In the 2013-2014 academic year, about 51 percent of faculty in the CSU system were part-time, according to a news article in the Sacramento Bee last month.
Unlike tenured and tenure-track professors, part-time professors are hired on a semester-by-semester basis and have little job security. According to Taiz, this has led to a 50 percent turnover rate of part-time lecturers at any given university within a 5-year span.
In other words, a substantial portion of the professors that students meet and learn from during their first year at university will most likely have left by the time the students graduate.
Also, amenities like office space and hours are reduced immensely for part-time lecturers, which means that students have less opportunity to contact and receive the necessary help from their instructors, according to the Sacramento Bee last month.
The reason for the decline of tenure-track positions and the rise of a faculty stuck in adjunct purgatory has a lot to do with the state’s budget cuts to the CSU system over the past decade.
In the 2001-2002 school year, the state of California allocated $2.61 billion to the CSU system, while in 2013-2014 it was only $2.33 billion.

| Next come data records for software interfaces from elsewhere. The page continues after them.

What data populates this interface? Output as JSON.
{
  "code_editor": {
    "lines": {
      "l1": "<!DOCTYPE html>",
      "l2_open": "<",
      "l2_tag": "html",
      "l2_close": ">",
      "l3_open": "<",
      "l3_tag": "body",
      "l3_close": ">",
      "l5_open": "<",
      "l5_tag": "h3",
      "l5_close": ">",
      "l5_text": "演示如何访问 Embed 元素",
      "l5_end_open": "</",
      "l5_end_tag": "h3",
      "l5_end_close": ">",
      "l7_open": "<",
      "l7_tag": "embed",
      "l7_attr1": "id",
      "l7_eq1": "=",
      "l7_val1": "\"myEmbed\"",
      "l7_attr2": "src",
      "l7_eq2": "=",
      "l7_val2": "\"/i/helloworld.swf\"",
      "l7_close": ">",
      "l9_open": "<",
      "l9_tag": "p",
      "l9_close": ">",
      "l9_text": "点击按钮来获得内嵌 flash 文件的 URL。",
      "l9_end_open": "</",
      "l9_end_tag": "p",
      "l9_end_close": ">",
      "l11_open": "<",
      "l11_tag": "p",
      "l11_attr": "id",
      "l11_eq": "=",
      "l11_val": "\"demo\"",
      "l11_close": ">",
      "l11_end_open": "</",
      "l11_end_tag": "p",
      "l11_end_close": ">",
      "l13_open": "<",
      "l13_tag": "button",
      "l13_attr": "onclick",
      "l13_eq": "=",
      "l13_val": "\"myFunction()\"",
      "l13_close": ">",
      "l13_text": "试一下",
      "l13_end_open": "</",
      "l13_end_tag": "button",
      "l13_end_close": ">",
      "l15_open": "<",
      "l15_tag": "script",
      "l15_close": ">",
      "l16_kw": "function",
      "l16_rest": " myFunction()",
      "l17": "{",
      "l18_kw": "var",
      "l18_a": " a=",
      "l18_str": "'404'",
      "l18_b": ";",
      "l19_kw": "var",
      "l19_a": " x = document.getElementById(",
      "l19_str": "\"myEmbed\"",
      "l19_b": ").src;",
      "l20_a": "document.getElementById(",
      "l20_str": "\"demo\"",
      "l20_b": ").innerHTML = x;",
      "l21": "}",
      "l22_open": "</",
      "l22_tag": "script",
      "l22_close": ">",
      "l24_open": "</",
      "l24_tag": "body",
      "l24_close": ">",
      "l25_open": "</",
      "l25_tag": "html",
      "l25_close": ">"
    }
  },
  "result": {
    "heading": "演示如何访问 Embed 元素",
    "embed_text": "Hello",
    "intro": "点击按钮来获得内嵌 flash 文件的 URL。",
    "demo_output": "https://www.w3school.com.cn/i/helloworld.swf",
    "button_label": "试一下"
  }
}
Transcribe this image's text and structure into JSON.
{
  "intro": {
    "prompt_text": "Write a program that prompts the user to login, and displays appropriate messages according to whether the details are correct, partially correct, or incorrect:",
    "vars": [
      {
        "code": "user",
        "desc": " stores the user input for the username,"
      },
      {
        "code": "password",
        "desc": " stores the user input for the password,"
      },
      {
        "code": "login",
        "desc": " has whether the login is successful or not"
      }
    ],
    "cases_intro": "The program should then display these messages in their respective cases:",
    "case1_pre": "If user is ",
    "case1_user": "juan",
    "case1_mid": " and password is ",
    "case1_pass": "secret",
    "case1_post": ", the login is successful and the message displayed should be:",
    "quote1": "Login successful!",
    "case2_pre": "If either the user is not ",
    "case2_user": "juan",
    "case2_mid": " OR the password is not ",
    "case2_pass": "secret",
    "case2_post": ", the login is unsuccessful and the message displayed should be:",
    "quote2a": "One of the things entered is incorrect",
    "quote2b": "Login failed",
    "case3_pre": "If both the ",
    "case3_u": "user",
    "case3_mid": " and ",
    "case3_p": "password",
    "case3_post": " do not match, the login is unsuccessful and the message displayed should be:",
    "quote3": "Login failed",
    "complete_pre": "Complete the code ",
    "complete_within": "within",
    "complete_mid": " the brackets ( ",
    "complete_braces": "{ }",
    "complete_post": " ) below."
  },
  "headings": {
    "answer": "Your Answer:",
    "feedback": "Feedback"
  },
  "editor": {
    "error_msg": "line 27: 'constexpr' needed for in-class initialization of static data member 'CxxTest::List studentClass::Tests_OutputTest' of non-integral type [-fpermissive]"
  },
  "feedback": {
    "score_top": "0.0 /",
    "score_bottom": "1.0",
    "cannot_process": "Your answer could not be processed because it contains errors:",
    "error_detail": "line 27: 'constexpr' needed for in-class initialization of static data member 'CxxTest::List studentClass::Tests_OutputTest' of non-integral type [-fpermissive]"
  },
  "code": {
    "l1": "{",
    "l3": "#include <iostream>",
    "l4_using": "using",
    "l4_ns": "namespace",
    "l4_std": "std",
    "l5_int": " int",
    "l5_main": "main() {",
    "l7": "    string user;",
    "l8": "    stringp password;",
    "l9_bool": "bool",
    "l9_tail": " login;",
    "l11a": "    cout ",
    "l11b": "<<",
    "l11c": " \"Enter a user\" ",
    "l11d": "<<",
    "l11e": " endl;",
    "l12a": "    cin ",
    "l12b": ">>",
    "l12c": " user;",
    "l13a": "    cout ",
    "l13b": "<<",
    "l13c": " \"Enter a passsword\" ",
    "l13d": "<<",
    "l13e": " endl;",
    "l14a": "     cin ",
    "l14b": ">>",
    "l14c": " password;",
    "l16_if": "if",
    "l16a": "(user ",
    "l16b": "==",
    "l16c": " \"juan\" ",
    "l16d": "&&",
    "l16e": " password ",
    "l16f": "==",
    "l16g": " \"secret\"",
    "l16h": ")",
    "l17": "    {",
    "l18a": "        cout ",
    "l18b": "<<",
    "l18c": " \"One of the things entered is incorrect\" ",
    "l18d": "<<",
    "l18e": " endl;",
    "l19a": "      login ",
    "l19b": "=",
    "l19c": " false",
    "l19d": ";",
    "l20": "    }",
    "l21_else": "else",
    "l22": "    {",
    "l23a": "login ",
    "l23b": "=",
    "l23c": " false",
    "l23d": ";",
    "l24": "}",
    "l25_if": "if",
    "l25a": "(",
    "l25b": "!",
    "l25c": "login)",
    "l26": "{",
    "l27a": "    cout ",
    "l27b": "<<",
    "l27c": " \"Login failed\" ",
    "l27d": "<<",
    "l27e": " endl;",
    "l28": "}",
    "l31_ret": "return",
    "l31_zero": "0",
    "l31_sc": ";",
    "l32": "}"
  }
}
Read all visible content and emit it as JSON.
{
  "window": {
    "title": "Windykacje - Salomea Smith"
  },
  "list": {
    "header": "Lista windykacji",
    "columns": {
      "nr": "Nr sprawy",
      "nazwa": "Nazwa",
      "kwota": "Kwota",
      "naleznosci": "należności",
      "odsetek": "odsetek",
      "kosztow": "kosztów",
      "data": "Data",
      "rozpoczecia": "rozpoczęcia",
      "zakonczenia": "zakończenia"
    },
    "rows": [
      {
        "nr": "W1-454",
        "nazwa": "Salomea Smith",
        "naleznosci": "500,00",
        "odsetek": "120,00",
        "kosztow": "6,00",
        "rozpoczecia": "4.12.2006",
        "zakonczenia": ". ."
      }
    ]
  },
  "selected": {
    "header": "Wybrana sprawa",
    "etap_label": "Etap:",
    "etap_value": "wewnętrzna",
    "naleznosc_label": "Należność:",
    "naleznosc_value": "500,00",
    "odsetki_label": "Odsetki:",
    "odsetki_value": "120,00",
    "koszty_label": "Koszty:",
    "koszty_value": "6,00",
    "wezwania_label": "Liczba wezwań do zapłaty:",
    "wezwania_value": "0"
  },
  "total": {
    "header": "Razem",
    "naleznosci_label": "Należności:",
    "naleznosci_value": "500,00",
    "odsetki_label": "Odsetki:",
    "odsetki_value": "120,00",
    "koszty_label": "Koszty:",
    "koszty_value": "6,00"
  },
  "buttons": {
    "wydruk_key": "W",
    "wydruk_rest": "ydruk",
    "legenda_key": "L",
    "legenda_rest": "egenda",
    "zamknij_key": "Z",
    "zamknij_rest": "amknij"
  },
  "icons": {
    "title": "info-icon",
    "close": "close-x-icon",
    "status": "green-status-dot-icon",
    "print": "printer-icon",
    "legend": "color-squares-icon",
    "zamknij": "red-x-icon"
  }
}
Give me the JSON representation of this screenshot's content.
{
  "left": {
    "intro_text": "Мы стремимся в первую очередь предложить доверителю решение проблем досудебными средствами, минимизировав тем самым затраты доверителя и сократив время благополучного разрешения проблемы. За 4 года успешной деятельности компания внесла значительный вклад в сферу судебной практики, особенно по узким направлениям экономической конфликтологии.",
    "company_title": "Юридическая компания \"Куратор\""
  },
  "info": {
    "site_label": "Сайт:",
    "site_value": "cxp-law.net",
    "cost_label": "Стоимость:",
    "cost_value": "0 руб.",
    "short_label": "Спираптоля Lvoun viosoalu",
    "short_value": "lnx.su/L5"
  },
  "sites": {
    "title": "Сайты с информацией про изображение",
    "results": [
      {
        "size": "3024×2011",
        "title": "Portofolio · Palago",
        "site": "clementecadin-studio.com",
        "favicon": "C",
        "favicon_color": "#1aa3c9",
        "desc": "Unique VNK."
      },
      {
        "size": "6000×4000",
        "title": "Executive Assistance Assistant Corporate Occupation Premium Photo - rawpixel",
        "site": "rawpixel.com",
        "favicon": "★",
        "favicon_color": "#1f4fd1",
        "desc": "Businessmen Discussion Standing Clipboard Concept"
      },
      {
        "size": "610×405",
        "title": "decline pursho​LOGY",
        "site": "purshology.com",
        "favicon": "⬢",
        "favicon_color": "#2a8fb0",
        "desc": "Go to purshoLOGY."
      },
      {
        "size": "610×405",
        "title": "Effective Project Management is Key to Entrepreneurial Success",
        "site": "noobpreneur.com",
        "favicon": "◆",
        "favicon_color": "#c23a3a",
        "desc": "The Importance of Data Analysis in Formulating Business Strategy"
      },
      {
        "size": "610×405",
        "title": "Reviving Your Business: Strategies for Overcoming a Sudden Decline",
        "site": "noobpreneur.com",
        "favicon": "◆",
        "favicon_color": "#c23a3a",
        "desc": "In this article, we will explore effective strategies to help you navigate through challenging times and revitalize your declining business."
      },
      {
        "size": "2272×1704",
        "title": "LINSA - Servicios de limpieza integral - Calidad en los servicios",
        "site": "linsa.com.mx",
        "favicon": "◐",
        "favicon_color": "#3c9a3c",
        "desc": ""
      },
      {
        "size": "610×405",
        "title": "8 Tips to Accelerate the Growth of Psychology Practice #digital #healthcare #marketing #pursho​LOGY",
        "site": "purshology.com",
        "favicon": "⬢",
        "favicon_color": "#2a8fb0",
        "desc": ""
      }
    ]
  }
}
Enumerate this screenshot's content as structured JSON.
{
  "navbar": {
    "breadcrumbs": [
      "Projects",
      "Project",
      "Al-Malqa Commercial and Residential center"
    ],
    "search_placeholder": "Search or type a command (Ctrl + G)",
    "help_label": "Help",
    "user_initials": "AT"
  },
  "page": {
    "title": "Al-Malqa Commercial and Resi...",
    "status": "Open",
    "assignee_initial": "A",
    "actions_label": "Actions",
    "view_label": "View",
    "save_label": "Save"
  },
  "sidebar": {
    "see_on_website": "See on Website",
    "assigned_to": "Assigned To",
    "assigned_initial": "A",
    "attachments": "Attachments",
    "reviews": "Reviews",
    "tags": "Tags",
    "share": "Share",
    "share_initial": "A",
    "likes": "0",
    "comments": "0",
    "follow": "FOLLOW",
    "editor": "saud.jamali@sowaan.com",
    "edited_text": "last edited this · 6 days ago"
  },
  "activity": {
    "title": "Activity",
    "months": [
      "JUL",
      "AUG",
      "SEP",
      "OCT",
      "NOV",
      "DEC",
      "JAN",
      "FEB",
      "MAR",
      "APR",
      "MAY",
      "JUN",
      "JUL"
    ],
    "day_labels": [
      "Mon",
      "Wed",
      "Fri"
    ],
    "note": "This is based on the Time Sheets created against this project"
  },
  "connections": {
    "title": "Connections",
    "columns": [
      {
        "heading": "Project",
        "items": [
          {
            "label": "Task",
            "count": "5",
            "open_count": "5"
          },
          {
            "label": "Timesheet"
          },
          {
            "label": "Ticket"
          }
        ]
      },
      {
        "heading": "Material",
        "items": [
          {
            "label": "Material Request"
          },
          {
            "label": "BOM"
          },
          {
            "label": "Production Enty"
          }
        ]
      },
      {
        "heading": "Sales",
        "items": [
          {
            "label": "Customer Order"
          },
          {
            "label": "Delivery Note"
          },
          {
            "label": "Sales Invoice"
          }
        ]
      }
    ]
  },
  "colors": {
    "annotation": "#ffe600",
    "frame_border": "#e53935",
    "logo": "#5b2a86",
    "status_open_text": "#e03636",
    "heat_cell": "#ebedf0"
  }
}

To make matters worse, the full-time student population in that time period increased from 316,396 to 341,280 students, according to the CSU website.
This lack of funds gave the CSU system an incentive to limit the amount of tenure-track positions that were available.
This is a shame since the tenure-track has been vital to encouraging the job commitment necessary to hone the professor’s teaching skills.
Even more importantly, tenure has long been an indispensable tool that protects real learning.
“ . . . The system of tenure mirrors this idea by seeking to protect academic freedom from the ‘opinion’ of the college or university administration, faculty, and students alike,” said Michael Cameron, former admissions evaluator at New York University’s College of Arts and Science in the Journal of Student Affairs at New York University in 2010.
This means that tenured professors cannot be fired for teaching something controversial.
Academia’s position in a democratic society is to research and present information and topics regardless of how many feathers it may ruffle.
By taking away the prospects of job security from future professors, it gives them less incentive to produce and disperse knowledge that could be cutting edge and lead to much debate.
Tenure is an incentive for bright professors to stay here at CSULB. As tenure is reduced as an option, so is CSULB’s ability to retain the best instructors.
The threat of termination from one’s university position in the Soviet Union was common when the government banned any research or material that went against the country’s political doctrine.
The CSU system should reconsider its hiring practices and open up more tenure-track positions.
CSU has asked the state for $269 million more for the 2015-16 general fund, including $11 million for hiring tenure-track faculty, according to a recent Sacramento Bee article
Faculty should not be treated as disposable employees when they are actually essential to a free and democratic society where they not only provide knowledge but also help open students’ minds up to the infinite amount of perspectives and ideas in this world.